(Data about app and page elements)

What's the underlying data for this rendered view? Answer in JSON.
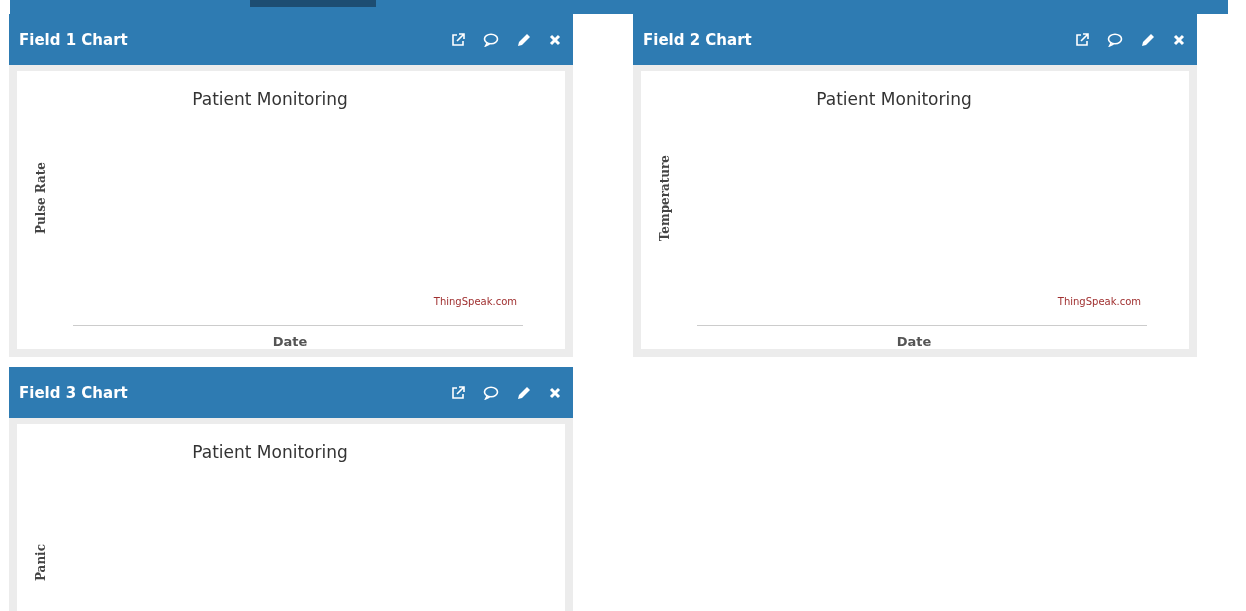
{
  "panels": [
    {
      "title": "Field 1 Chart",
      "chart": {
        "title": "Patient Monitoring",
        "ylabel": "Pulse Rate",
        "xlabel": "Date",
        "credit": "ThingSpeak.com"
      }
    },
    {
      "title": "Field 2 Chart",
      "chart": {
        "title": "Patient Monitoring",
        "ylabel": "Temperature",
        "xlabel": "Date",
        "credit": "ThingSpeak.com"
      }
    },
    {
      "title": "Field 3 Chart",
      "chart": {
        "title": "Patient Monitoring",
        "ylabel": "Panic"
      }
    }
  ]
}
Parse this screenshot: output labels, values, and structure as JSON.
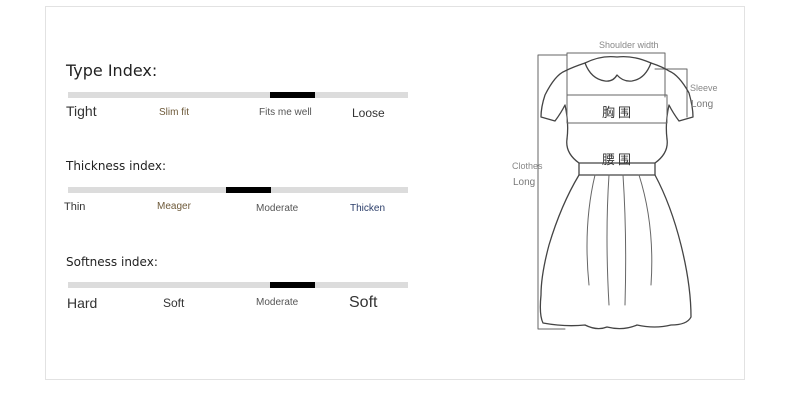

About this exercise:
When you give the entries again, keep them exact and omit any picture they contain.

Answer space:
What's the underlying data for this rendered view? Answer in JSON.
{
  "panels": [
    {
      "title": "Field 1 Chart",
      "chart": {
        "title": "Patient Monitoring",
        "ylabel": "Pulse Rate",
        "xlabel": "Date",
        "credit": "ThingSpeak.com"
      }
    },
    {
      "title": "Field 2 Chart",
      "chart": {
        "title": "Patient Monitoring",
        "ylabel": "Temperature",
        "xlabel": "Date",
        "credit": "ThingSpeak.com"
      }
    },
    {
      "title": "Field 3 Chart",
      "chart": {
        "title": "Patient Monitoring",
        "ylabel": "Panic"
      }
    }
  ]
}
Parse this screenshot: output labels, values, and structure as JSON.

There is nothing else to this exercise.